After the curtain call on Saturday night, the woman sitting next to me said to her companion, “That was so cool.” She wasn’t the only one to think so as the walking line back to the (mercifully indoor) parking lot was abuzz with audiences raving about the things they loved in the National Arts Centre’s production of Twelfth Night. In comparison to that, anything else I could tell you is far secondary.

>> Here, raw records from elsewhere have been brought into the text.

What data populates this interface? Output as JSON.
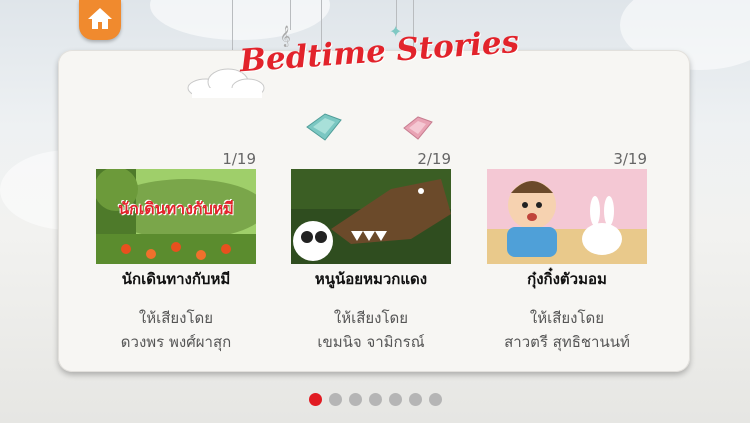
{
  "header": {
    "title": "Bedtime Stories",
    "home_icon": "home-icon"
  },
  "colors": {
    "accent": "#e11b22",
    "home_button": "#f08a2e",
    "dot_inactive": "#b5b5b5"
  },
  "stories": [
    {
      "count": "1/19",
      "thumb_caption": "นักเดินทางกับหมี",
      "name": "นักเดินทางกับหมี",
      "voice_label": "ให้เสียงโดย",
      "narrator": "ดวงพร พงศ์ผาสุก"
    },
    {
      "count": "2/19",
      "name": "หนูน้อยหมวกแดง",
      "voice_label": "ให้เสียงโดย",
      "narrator": "เขมนิจ จามิกรณ์"
    },
    {
      "count": "3/19",
      "name": "กุ๋งกิ๋งตัวมอม",
      "voice_label": "ให้เสียงโดย",
      "narrator": "สาวตรี สุทธิชานนท์"
    }
  ],
  "pagination": {
    "total": 7,
    "current": 1
  }
}
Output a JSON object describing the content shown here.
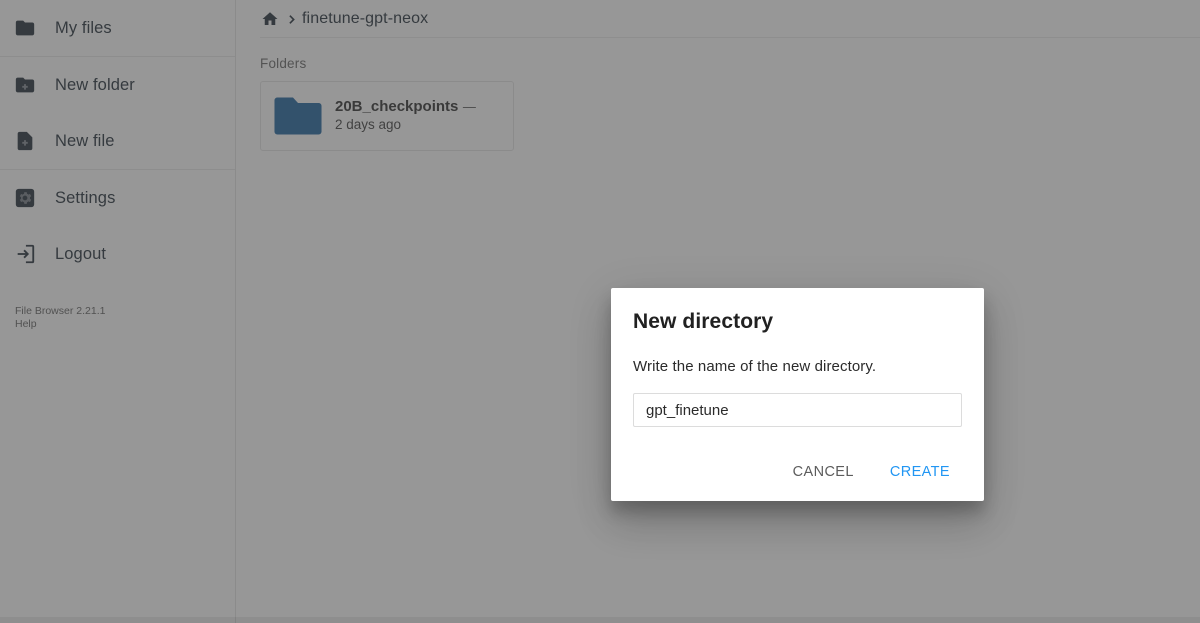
{
  "app": {
    "name": "File Browser",
    "accent_color": "#2196f3",
    "folder_icon_color": "#2c6ca3",
    "sidebar_text_color": "#2f3b44"
  },
  "sidebar": {
    "items": [
      {
        "label": "My files",
        "icon": "folder-icon"
      },
      {
        "label": "New folder",
        "icon": "folder-plus-icon"
      },
      {
        "label": "New file",
        "icon": "file-plus-icon"
      },
      {
        "label": "Settings",
        "icon": "gear-icon"
      },
      {
        "label": "Logout",
        "icon": "logout-icon"
      }
    ],
    "footer": {
      "version": "File Browser 2.21.1",
      "help": "Help"
    }
  },
  "breadcrumb": {
    "home_icon": "home-icon",
    "separator": "›",
    "path": "finetune-gpt-neox"
  },
  "listing": {
    "section_title": "Folders",
    "items": [
      {
        "name": "20B_checkpoints",
        "size": "—",
        "modified": "2 days ago",
        "icon": "folder-icon"
      }
    ]
  },
  "dialog": {
    "title": "New directory",
    "description": "Write the name of the new directory.",
    "input": {
      "value": "gpt_finetune",
      "placeholder": ""
    },
    "cancel_label": "CANCEL",
    "create_label": "CREATE"
  }
}
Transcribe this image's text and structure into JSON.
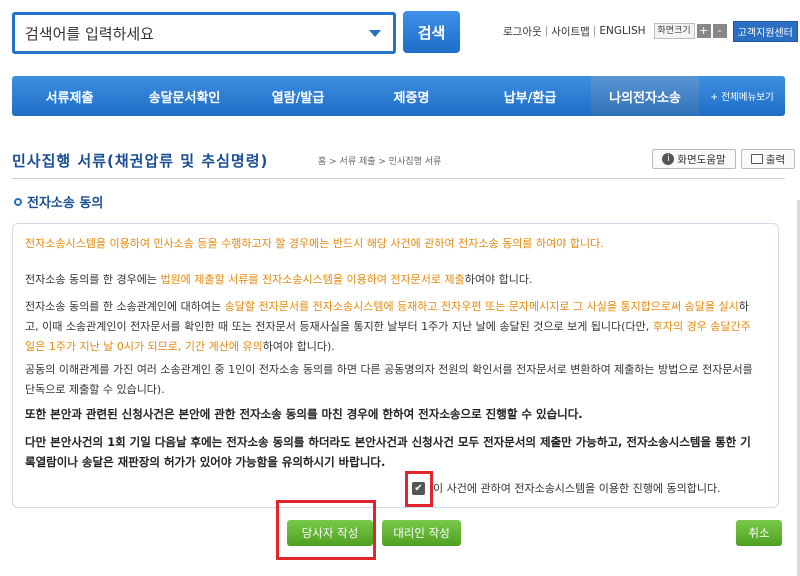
{
  "search": {
    "placeholder": "검색어를 입력하세요",
    "button": "검색"
  },
  "util": {
    "logout": "로그아웃",
    "sitemap": "사이트맵",
    "english": "ENGLISH",
    "font_size": "화면크기",
    "plus": "+",
    "minus": "-",
    "customer_center": "고객지원센터"
  },
  "nav": {
    "items": [
      "서류제출",
      "송달문서확인",
      "열람/발급",
      "제증명",
      "납부/환급",
      "나의전자소송"
    ],
    "all_menu": "+ 전체메뉴보기",
    "active_index": 5
  },
  "page": {
    "title": "민사집행 서류(채권압류 및 추심명령)",
    "breadcrumb": "홈 > 서류 제출 > 민사집행 서류",
    "help": "화면도움말",
    "print": "출력"
  },
  "section": {
    "title": "전자소송 동의"
  },
  "content": {
    "p1": "전자소송시스템을 이용하여 민사소송 등을 수행하고자 할 경우에는 반드시 해당 사건에 관하여 전자소송 동의를 하여야 합니다.",
    "p2_a": "전자소송 동의를 한 경우에는 ",
    "p2_b": "법원에 제출할 서류를 전자소송시스템을 이용하여 전자문서로 제출",
    "p2_c": "하여야 합니다.",
    "p3_a": "전자소송 동의를 한 소송관계인에 대하여는 ",
    "p3_b": "송달할 전자문서를 전자소송시스템에 등재하고 전자우편 또는 문자메시지로 그 사실을 통지합으로써 송달을 실시",
    "p3_c": "하고, 이때 소송관계인이 전자문서를 확인한 때 또는 전자문서 등재사실을 통지한 날부터 1주가 지난 날에 송달된 것으로 보게 됩니다(다만, ",
    "p3_d": "후자의 경우 송달간주일은 1주가 지난 날 0시가 되므로, 기간 계산에 유의",
    "p3_e": "하여야 합니다).",
    "p4": "공동의 이해관계를 가진 여러 소송관계인 중 1인이 전자소송 동의를 하면 다른 공동명의자 전원의 확인서를 전자문서로 변환하여 제출하는 방법으로 전자문서를 단독으로 제출할 수 있습니다).",
    "p5": "또한 본안과 관련된 신청사건은 본안에 관한 전자소송 동의를 마친 경우에 한하여 전자소송으로 진행할 수 있습니다.",
    "p6": "다만 본안사건의 1회 기일 다음날 후에는 전자소송 동의를 하더라도 본안사건과 신청사건 모두 전자문서의 제출만 가능하고, 전자소송시스템을 통한 기록열람이나 송달은 재판장의 허가가 있어야 가능함을 유의하시기 바랍니다.",
    "agree": "이 사건에 관하여 전자소송시스템을 이용한 진행에 동의합니다.",
    "agree_checked": true
  },
  "buttons": {
    "party": "당사자 작성",
    "agent": "대리인 작성",
    "cancel": "취소"
  }
}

It starts, as in The Tempest, with a stormy night at sea. Viola washes up far from home on the shores of Illyria and, presenting herself as a man called Cesario, scores a sweet gig in the court of Duke Orsino. Orsino has convinced himself that he is deeply in love with the perpetually mourning and refusing to take suitors Countess Olivia and he sends Cesario to be his wingman, with an order not to be refused. In quick fashion, Olivia falls in love with Cesario and makes repeat excuses to see him again. Not knowing, of course, that Cesario is really Viola or knowing that Viola herself has fallen in love with Duke Orsino. Remember, Orsino also thinks Viola a man. Everything and everybody gets even more confused when Viola’s presumed drowned (on that same stormy night) fraternal twin brother Sebastian shows up and is constantly mistaken for Cesario.